But would a casino change the payback percentages on a slot game, where the payback cannot readily be determined by the player? Players will never know whether the payback percentage changes when they change denomination on a game. The casinos do have different percentages on their single-denomination games, so we'll assume that selecting a higher denomination on a multi-denomination machine also chooses a higher payback percentage program.

Now we have to guess whether the higher payback percentage results in a lower expected loss per spin. It's easy to compare one coin at the dollar denomination versus two at the half-dollar denomination. The risk is the same ($1 per spin), so the higher payback percentage we think is used at the dollar denomination does give you a lower expected loss per spin.

Comparing three coins at the quarter denomination to one coin at the dollar denomination is more difficult. Your risk at the quarter denomination is 25% less than that at the dollar denomination. Lowering the amount you risk per bet is one of the most powerful tools players have to limit their losses at the casino. The change in payback between quarters and dollars is going to have to be pretty big to overcome the change in risk.

Michigan doesn't report payback percentages. I looked at the paybacks reported by other states to see if I could take a guess at what the difference in paybacks is. Unfortunately, it's impossible to make a general statement about the difference. In some casinos, the dollar machines pay back only marginally more (0.5 percentage points) than their quarter machines. Furthermore, in some jurisdictions, the dollar machine paybacks in some casinos are lower than the quarter machine paybacks in others. The only statement I can make is the statement I always make: Higher denomination machines tend to have higher payback percentages than lower denomination machines.

I would guess--and be pretty certain--that your payback percentage playing at the dollar denomination is higher that when you play at the quarter denomination. The house edge at dollars has to be less than 3/4 the house edge at quarters to make your expected loss per spin lower playing dollars.

Comparing the quarter and dollar paybacks reported by various casinos across the country, I see some instances in which the house edge at dollars is less than 3/4 that at quarters, but more instances in which it is not.

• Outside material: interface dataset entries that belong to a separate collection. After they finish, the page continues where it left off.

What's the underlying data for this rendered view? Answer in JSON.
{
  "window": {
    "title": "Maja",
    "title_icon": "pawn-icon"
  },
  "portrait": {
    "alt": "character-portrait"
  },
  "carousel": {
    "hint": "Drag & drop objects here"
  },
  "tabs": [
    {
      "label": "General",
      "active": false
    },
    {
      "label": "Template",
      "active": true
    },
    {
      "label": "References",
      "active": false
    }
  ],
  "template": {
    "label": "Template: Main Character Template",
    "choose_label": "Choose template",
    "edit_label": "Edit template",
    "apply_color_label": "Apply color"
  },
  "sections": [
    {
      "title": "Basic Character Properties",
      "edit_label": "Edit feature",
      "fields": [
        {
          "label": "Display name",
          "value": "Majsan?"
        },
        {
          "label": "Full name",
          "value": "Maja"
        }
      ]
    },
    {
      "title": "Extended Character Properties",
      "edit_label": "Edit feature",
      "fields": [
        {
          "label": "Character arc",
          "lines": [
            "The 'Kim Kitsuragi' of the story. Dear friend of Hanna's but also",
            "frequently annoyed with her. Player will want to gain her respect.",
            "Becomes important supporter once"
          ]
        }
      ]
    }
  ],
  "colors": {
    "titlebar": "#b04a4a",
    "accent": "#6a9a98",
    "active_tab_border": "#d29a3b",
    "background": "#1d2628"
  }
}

I would guess that the dollar payback percentage on your multi-denomination machines is not high enough to warrant the extra risk. I would guess that you'll have a lower expected loss per spin playing 3 quarters per spin than one dollar per spin.

Best of luck in and out of the casinos,
John


Send your slot and video poker questions to John Robison, Slot Expert, at slotexpert@comcast.net. Because of the volume of mail I receive, I regret that I can't send a reply to every question. Also be advised that it may take two or more months for your question to appear in my column.

John Robison

John Robison is an expert on slot machines and how to play them. John is a slot and video poker columnist and has written for many of gaming’s leading publications. He holds a master's degree in computer science from the prestigious Stevens Institute of Technology.

You may hear John give his slot and video poker tips live on The Good Times Show, hosted by Rudi Schiffer and Mike Schiffer, which is broadcast from Memphis on KXIQ 1180AM Friday afternoon from from 2PM to 5PM Central Time. John is on the show from 4:30 to 5. You can listen to archives of the show on the web anytime.

Books by John Robison:

The Slot Expert's Guide to Playing Slots
John Robison
John Robison is an expert on slot machines and how to play them. John is a slot and video poker columnist and has written for many of gaming’s leading publications. He holds a master's degree in computer science from the prestigious Stevens Institute of Technology.

You may hear John give his slot and video poker tips live on The Good Times Show, hosted by Rudi Schiffer and Mike Schiffer, which is broadcast from Memphis on KXIQ 1180AM Friday afternoon from from 2PM to 5PM Central Time. John is on the show from 4:30 to 5. You can listen to archives of the show on the web anytime.

Books by John Robison:

The Slot Expert's Guide to Playing Slots